Luckily, with modern computers, parallel ports have seen some progress too. Particularly, when IEEE standardized the colorful mixture of weird protocols that appeared on the market, a giant step forward was achieved towards high-speed parallel communication. It's probably the IEEE-1284 spec that saved the parallel port from its demise at the same time as the serial ports.

On startup, the computer will interrogate all devices on the parallel port, using a combination of signals that only IEEE-1284-capable peripherals recognize and react on. Several parameters are negotiated during this startup, and an identification string is received from the peripheral. Also, the peripheral can tell the host if it's capable of switching into EPP or ECP mode, and if RLL compression is available or not.
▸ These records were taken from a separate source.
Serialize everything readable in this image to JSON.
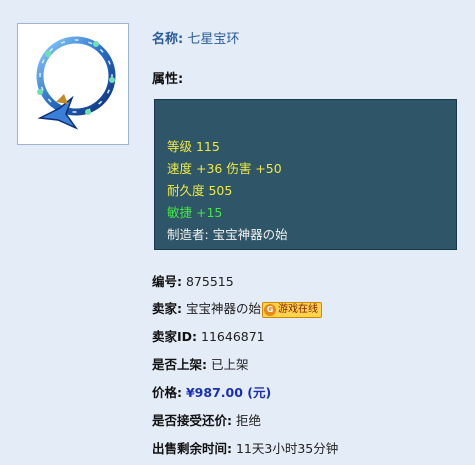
{
  "item": {
    "name_label": "名称:",
    "name": "七星宝环",
    "attributes_label": "属性:"
  },
  "attributes": [
    {
      "text": "等级 115",
      "color": "yellow"
    },
    {
      "text": "速度 +36 伤害 +50",
      "color": "yellow"
    },
    {
      "text": "耐久度 505",
      "color": "yellow"
    },
    {
      "text": "敏捷 +15",
      "color": "green"
    },
    {
      "text": "制造者: 宝宝神器の始",
      "color": "white"
    }
  ],
  "details": {
    "id_label": "编号:",
    "id_value": "875515",
    "seller_label": "卖家:",
    "seller_value": "宝宝神器の始",
    "online_badge": "游戏在线",
    "seller_id_label": "卖家ID:",
    "seller_id_value": "11646871",
    "listed_label": "是否上架:",
    "listed_value": "已上架",
    "price_label": "价格:",
    "price_value": "¥987.00 (元)",
    "counter_label": "是否接受还价:",
    "counter_value": "拒绝",
    "time_label": "出售剩余时间:",
    "time_value": "11天3小时35分钟"
  },
  "icons": {
    "item_image": "ring-icon",
    "online_badge_icon": "game-online-icon"
  },
  "colors": {
    "page_bg": "#e3ecf7",
    "attr_box_bg": "#2f5568",
    "attr_yellow": "#f0ea40",
    "attr_green": "#43e843",
    "price_blue": "#1a2fb0"
  }
}
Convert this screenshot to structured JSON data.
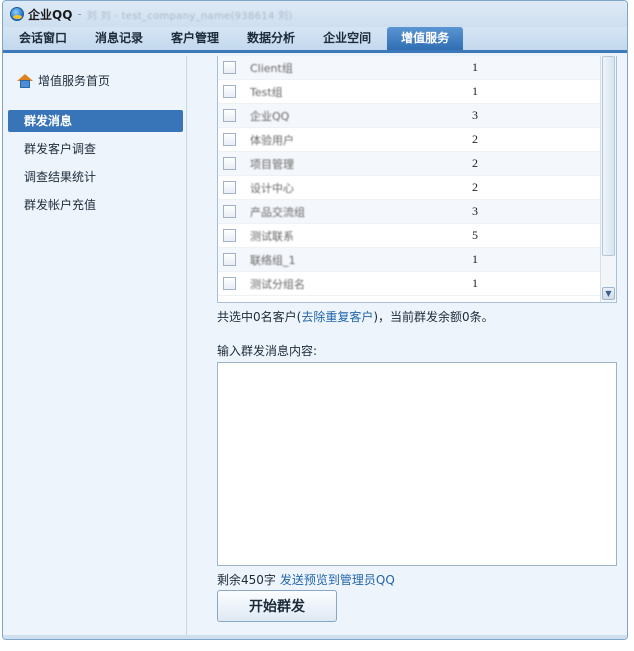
{
  "titlebar": {
    "app_name": "企业QQ",
    "separator": "-",
    "account": "刘 刘 - test_company_name(938614 刘)"
  },
  "tabs": [
    {
      "label": "会话窗口",
      "active": false
    },
    {
      "label": "消息记录",
      "active": false
    },
    {
      "label": "客户管理",
      "active": false
    },
    {
      "label": "数据分析",
      "active": false
    },
    {
      "label": "企业空间",
      "active": false
    },
    {
      "label": "增值服务",
      "active": true
    }
  ],
  "sidebar": {
    "home_label": "增值服务首页",
    "home_icon": "home-icon",
    "items": [
      {
        "label": "群发消息",
        "active": true
      },
      {
        "label": "群发客户调查",
        "active": false
      },
      {
        "label": "调查结果统计",
        "active": false
      },
      {
        "label": "群发帐户充值",
        "active": false
      }
    ]
  },
  "group_list": {
    "rows": [
      {
        "name": "Client组",
        "count": "1"
      },
      {
        "name": "Test组",
        "count": "1"
      },
      {
        "name": "企业QQ",
        "count": "3"
      },
      {
        "name": "体验用户",
        "count": "2"
      },
      {
        "name": "项目管理",
        "count": "2"
      },
      {
        "name": "设计中心",
        "count": "2"
      },
      {
        "name": "产品交流组",
        "count": "3"
      },
      {
        "name": "测试联系",
        "count": "5"
      },
      {
        "name": "联络组_1",
        "count": "1"
      },
      {
        "name": "测试分组名",
        "count": "1"
      }
    ]
  },
  "summary": {
    "prefix": "共选中0名客户(",
    "link": "去除重复客户",
    "suffix": ")，当前群发余额0条。"
  },
  "message": {
    "label": "输入群发消息内容:",
    "value": "",
    "remaining": "剩余450字",
    "preview_link": "发送预览到管理员QQ"
  },
  "start_button": "开始群发"
}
The IEEE spec also foresees the possibility of 'daisy-chaining' peripherals as was so popular with scanners, having the capability of even interrogating several pieces of equipment chained this way.

So, an operating system with IEEE-1284 capability, will detect all peripherals on startup. This happens, for example, if Linux was installed with 1284 support.

As a side note to developpers, the libieee1284 (see references) is an excellent tool to hide all the time-consuming details of the parallel port access.

Parallel port ECP protocol

ECP protocol This is not the place to find a complete definition of the ECP protocol. Any browser will give you a number of places with better information. I added this to give the protocol description a little more structure.

There are 4 possible situations according to the ECP protocol, very nicely arranged. Transfers can be either data or commands. Some literature refers to commands as channels. And then we have two directions of the transfers: Forward from the PC to the peripheral, and the Reverse. Total: 4 possible transfer types.

The combination of the four lines: HClk and PClk (Clocks) and PAck and HAck (Acknowledge or handshakes) that define which type of transfer is happening and in which direction. The 'H' signals are originating from the Host (PC), the 'P's are coming from the peripheral.

1284-mode Original Direction
HClk Strobe Out
HAck Autofeed Out
PClk Ack In
PAck Busy In
RevReq Init Out
RevAck NoPaper In
XFlag Select In
1284Active SelectIn Out
Check the first graph (it's similar for the others): The host (PC) wants to send data: Puts them on the datalines, then activated the HClk line. PAck from the peripheral confirms reception, and permits the host to release the HClk. This makes the peripheral to release the PAck, and the cycle can begin again.

Normally, either Windows or Linux drivers take care of these details, but if you want to connect the camera to a microcontroller, you will have to generate these sequences yourself!


(c) John Coppens ON6JC/LW3HAZ mail